Iceland’s house price index rose 4.39% during the year to November 2012, according to Statistics Iceland. When adjusted for inflation, house prices dropped 0.11%. Quarter-on-quarter, house prices rose by a meager 0.28% (-1.06% inflation-adjusted) in November 2012.
During the year to November 2012:
- Prices of single-flat houses in Reykjavik increased 3.67% (-0.8% inflation-adjusted). Multi-flat houses in the capital saw a price increase of 7.1% (2.48% inflation-adjusted).
- Outside the capital, house prices dropped 2.09% (-6.31% inflation-adjusted), the biggest annual house price decline since February 2010.

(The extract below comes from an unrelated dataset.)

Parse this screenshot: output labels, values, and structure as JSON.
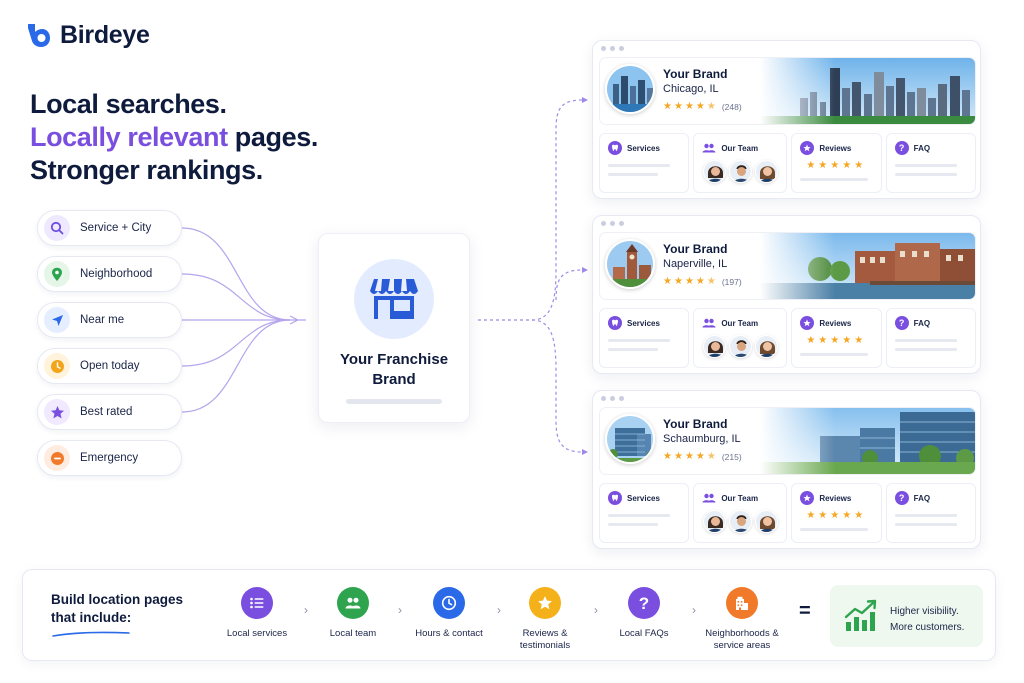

Reykjavik, Iceland by BigStock
Iceland experienced an unprecedented housing boom from Q1 2000 to Q1 2008, with property prices surging 152.9% (71% inflation-adjusted), fuelled by rapid economic growth from 2000 to 2007, when the economy expanded by an average of 4.6% annually.
However, the collapse of Iceland’s banks in 2008 saw GDP shrink by 6.8% in 2009 and by another 4% in 2010. From Q1 2008 to Q1 2010, house prices fell by 15.1%.

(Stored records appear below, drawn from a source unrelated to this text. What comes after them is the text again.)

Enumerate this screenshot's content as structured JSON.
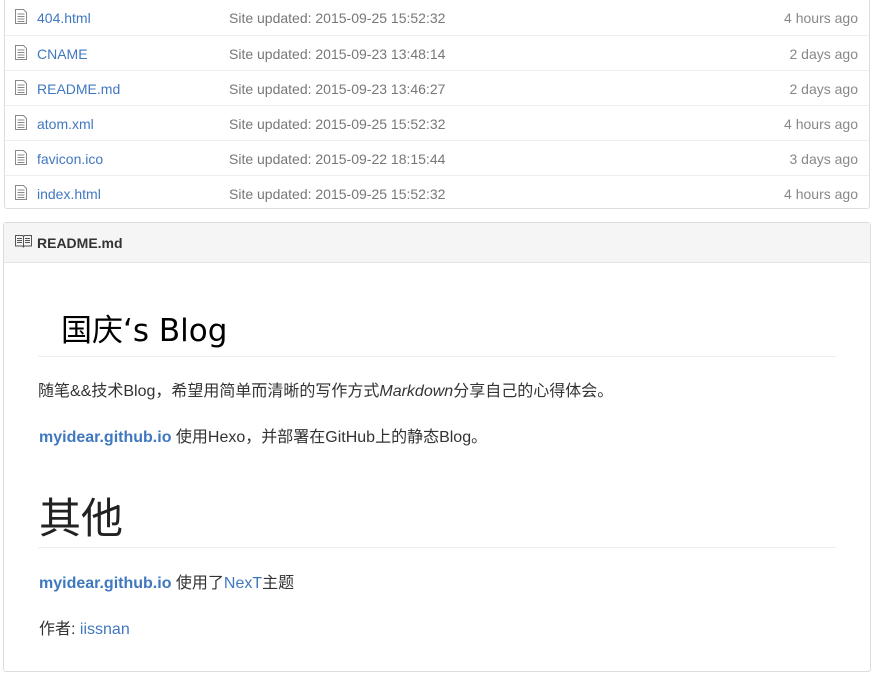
{
  "files": [
    {
      "name": "404.html",
      "message": "Site updated: 2015-09-25 15:52:32",
      "age": "4 hours ago"
    },
    {
      "name": "CNAME",
      "message": "Site updated: 2015-09-23 13:48:14",
      "age": "2 days ago"
    },
    {
      "name": "README.md",
      "message": "Site updated: 2015-09-23 13:46:27",
      "age": "2 days ago"
    },
    {
      "name": "atom.xml",
      "message": "Site updated: 2015-09-25 15:52:32",
      "age": "4 hours ago"
    },
    {
      "name": "favicon.ico",
      "message": "Site updated: 2015-09-22 18:15:44",
      "age": "3 days ago"
    },
    {
      "name": "index.html",
      "message": "Site updated: 2015-09-25 15:52:32",
      "age": "4 hours ago"
    }
  ],
  "readme": {
    "header_title": "README.md",
    "h1": "国庆‘s Blog",
    "p1_before": "随笔&&技术Blog，希望用简单而清晰的写作方式",
    "p1_em": "Markdown",
    "p1_after": "分享自己的心得体会。",
    "p2_link": "myidear.github.io",
    "p2_text": " 使用Hexo，并部署在GitHub上的静态Blog。",
    "h2": "其他",
    "p3_link": "myidear.github.io",
    "p3_text": " 使用了",
    "p3_link2": "NexT",
    "p3_text2": "主题",
    "p4_text": "作者: ",
    "p4_link": "iissnan"
  }
}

To save the economy and to help homeowners, Iceland’s state-controlled banks have forgiven mortgage loans for more than 25% of the population since end-2008, equivalent to about 13% of the country’s annual GDP.
The economy bounced back in 2011, with a real GDP growth rate of 3%. As the economy recovered, house prices rose again by 15.2% from Q2 2010 to Q3 2012.
The government now needs to bail out the country’s biggest mortgage lender, Housing Finance Fund (HFF). HFF, which issues mortgage loans indexed to inflation, is now struggling to repay its debts. An inflation rate exceeding 4% has put HFF at a disadvantage to rivals which provide standard mortgages. The government has already injected ISK33 billion (US$260.9 million) into HFF in new funds in 2010.
Property prices are now just 2.3% below their pre-crisis levels seen in Q1 2008. However when adjusted for inflation, property prices are still 29.4% below their peak levels.
The country’s housing market is expected to remain weak in the coming months, as the government struggles to deflate its ballooning public and external debt, which severely limits its ability to deal with future shocks.
In the third quarter of 2012, the country’s external debt stood at ISK13.14 trillion (US$103.9 billion), very large compared to Iceland’s projected GDP of around US$13.5 billion in 2012.
The economy is expected to grow by about 2% in 2012 and by 2.5% in 2013, according to Moody’s Investor Service.
This article was republished with permission from Global Property Guide.